On points raised in the CCJ debate
THE EDITOR, Sir:
The most important point raised in the Senate debate is that, as a final court, the Caribbean Court of Justice (CCJ) should be deeply entrenched in the Constitution. This is a commendable position, which was recognised by all the parties to the agreement establishing the court.
It is, however, not a good argument for voting to reject the acceptance of the appellate jurisdiction of the Court. As it will be ordinarily entrenched, it will have the same substantial protection which our Supreme Court and Court of Appeal have.
Moreover, the Privy Council is not entrenched and the retention of its jurisdiction is not only subject to the will and pleasure of non-Caribbean politicians, but can be abolished by ordinary legislation.
The second point raised is that any Caribbean government can withdraw from the CCJ by giving three years' notice. It is very unlikely that there will be any spate of withdrawals in the future. The fact is that Jamaica can now withdraw from or be denied access to the Privy Council by ordinary legislation, and so can several other Caribbean states. It should be noted that the Caribbean states which are now parties to the agreement cannot withdraw the financial contribution they have already made.
The question was asked as to whether Jamaican people want the CCJ. A parallel question should be whether the Jamaican people want the Privy Council.
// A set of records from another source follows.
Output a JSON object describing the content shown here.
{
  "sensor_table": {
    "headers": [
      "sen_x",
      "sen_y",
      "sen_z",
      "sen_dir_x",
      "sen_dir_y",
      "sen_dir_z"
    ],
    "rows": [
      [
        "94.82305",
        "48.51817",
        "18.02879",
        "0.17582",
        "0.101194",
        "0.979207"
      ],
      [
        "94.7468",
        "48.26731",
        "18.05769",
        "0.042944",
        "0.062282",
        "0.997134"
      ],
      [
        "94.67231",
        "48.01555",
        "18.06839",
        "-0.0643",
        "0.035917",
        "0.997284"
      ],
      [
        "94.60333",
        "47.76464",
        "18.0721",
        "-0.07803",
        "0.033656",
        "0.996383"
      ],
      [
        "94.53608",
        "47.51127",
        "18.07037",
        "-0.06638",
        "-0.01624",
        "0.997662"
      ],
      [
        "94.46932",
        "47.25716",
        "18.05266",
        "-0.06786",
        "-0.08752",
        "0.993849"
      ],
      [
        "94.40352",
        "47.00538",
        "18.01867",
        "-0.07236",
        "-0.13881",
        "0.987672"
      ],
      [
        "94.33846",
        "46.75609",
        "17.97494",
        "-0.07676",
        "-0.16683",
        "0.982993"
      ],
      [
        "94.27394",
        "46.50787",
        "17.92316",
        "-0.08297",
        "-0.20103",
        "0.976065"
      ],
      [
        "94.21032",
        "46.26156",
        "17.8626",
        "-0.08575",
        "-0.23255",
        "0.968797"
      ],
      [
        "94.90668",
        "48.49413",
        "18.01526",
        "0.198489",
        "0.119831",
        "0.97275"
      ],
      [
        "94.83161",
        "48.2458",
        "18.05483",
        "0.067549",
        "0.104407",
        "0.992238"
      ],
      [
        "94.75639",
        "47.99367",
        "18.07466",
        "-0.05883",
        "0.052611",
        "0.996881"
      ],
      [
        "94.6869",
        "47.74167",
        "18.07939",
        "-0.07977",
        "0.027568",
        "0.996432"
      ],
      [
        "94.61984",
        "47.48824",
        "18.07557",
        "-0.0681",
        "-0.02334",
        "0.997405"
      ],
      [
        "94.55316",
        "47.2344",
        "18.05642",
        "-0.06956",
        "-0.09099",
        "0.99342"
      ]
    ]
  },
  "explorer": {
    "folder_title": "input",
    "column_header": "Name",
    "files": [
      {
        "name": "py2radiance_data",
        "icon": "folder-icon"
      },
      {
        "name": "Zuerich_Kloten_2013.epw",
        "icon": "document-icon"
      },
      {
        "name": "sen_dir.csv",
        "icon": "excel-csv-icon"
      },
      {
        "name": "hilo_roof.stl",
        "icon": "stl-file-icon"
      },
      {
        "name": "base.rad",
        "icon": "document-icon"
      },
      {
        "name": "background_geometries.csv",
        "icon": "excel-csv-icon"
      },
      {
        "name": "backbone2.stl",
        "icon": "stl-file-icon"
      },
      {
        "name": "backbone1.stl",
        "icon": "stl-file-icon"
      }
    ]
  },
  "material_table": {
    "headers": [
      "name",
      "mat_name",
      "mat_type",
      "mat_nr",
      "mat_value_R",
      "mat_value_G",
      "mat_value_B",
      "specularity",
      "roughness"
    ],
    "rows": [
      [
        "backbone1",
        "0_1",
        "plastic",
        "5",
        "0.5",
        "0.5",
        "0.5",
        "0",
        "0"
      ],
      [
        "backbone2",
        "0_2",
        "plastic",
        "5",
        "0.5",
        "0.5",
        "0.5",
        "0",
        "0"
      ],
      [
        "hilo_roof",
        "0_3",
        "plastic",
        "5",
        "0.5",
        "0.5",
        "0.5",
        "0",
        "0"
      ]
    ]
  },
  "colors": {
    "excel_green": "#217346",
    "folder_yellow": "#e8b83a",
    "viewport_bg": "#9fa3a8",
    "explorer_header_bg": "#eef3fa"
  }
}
What do the senators wish? More important, what do they consider to be in the best interest of the Jamaican people? Is it the case that after 50 years of Independence and 10 years of existence of the CCJ, our legislators do not have any idea what the Jamaican people want, and are not prepared to say what is in the best interest of the people of Jamaica?
The question of the enforcement of CCJ judgements has been raised by reference to the Shanique Myrie case.
This is due to a lack of understanding of the fact that the CCJ has an original jurisdiction in relation to regional treaty provisions. In this respect, it is an international court that is administering international law where the enforcement of judgements poses peculiar challenges.
In any event, it should be noted that in the Myrie case, the award of compensation was paid and the issue of delays relates to costs. The attorneys for Myrie did not invoke the prescribed procedure for taxation of costs until one year had elapsed, presumably because they were in negotiations with the Barbados government and hoped for a settlement. Insofar as the appellate jurisdiction is concerned, the CCJ would be in the same position as the Privy Council and its judgements would be enforceable as part of the domestic legal system.